> _Exercise objective_
Those lines of the records that contain "target" are to be located and copied.

> _Available data_
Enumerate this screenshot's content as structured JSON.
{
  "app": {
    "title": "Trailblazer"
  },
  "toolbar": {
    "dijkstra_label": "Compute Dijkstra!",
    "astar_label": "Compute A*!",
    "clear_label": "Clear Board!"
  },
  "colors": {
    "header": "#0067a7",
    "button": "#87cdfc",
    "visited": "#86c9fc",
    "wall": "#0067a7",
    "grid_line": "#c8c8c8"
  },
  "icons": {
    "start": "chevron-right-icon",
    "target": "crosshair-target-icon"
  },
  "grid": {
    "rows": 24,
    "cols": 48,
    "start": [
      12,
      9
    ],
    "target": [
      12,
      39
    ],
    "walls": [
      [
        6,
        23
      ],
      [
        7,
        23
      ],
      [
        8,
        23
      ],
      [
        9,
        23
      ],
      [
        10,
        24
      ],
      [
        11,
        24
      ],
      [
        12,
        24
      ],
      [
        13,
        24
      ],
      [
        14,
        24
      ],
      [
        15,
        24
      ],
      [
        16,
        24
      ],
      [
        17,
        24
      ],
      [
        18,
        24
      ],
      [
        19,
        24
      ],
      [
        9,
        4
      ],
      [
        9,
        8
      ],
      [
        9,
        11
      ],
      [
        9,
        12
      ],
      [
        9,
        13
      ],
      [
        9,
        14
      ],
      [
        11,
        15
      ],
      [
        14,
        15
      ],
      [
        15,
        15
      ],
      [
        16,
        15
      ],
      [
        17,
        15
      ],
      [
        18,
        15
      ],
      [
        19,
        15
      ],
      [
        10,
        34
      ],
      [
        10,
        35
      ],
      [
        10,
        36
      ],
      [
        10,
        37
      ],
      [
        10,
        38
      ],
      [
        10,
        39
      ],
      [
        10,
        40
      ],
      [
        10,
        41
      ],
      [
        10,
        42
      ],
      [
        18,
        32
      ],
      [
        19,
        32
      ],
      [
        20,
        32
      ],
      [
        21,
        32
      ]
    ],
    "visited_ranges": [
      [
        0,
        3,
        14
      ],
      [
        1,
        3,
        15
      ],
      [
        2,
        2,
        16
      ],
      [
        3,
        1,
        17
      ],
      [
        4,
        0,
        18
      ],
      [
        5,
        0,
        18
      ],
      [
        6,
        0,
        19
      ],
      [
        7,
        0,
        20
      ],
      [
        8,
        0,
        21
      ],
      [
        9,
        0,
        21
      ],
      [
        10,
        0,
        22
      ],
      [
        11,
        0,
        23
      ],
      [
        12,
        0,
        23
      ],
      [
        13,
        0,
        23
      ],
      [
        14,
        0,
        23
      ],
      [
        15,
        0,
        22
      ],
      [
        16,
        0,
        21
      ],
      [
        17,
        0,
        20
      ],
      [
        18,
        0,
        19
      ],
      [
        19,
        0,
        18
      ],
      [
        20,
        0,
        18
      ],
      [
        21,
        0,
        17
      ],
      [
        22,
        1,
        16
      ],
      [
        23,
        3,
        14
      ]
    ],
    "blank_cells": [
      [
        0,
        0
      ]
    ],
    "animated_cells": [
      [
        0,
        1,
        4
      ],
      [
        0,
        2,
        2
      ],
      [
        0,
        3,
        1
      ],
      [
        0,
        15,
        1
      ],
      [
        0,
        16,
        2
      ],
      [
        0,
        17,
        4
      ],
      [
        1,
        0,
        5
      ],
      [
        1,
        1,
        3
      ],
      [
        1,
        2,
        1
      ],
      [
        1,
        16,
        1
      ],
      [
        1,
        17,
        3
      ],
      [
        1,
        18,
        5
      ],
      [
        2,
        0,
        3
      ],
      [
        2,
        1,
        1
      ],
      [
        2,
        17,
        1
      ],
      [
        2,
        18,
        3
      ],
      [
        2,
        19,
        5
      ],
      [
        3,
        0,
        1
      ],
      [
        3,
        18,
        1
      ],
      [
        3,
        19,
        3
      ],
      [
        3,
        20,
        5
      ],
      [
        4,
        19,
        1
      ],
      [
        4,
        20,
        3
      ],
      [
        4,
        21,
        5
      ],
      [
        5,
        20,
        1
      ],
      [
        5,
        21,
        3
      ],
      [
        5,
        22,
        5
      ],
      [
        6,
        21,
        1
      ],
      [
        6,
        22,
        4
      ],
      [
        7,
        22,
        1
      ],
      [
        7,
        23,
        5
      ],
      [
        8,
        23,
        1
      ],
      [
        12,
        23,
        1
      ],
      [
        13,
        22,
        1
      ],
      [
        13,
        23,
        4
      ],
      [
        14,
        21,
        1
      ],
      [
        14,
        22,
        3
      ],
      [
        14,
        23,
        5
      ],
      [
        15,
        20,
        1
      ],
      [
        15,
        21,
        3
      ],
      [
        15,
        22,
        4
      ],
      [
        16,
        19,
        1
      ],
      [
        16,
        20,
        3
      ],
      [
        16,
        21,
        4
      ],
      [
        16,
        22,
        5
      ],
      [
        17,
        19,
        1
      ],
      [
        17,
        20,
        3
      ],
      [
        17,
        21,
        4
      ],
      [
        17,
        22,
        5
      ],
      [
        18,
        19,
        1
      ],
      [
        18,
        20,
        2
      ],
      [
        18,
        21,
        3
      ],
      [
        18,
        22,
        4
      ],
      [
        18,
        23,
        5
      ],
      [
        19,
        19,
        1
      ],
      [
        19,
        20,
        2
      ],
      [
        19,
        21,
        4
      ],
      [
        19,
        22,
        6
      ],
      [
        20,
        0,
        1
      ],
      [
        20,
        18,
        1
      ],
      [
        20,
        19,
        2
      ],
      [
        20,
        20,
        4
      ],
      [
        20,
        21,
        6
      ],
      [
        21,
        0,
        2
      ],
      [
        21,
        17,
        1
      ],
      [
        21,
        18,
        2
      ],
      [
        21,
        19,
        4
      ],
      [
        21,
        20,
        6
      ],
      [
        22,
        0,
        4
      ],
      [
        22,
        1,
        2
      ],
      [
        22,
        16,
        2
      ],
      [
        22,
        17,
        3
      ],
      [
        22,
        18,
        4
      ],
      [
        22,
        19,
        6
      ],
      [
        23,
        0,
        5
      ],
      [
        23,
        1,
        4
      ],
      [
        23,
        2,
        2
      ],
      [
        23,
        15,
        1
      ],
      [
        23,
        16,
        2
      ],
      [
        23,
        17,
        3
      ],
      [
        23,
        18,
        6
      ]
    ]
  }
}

> _The completed task_
    "target": "crosshair-target-icon"
    "target": [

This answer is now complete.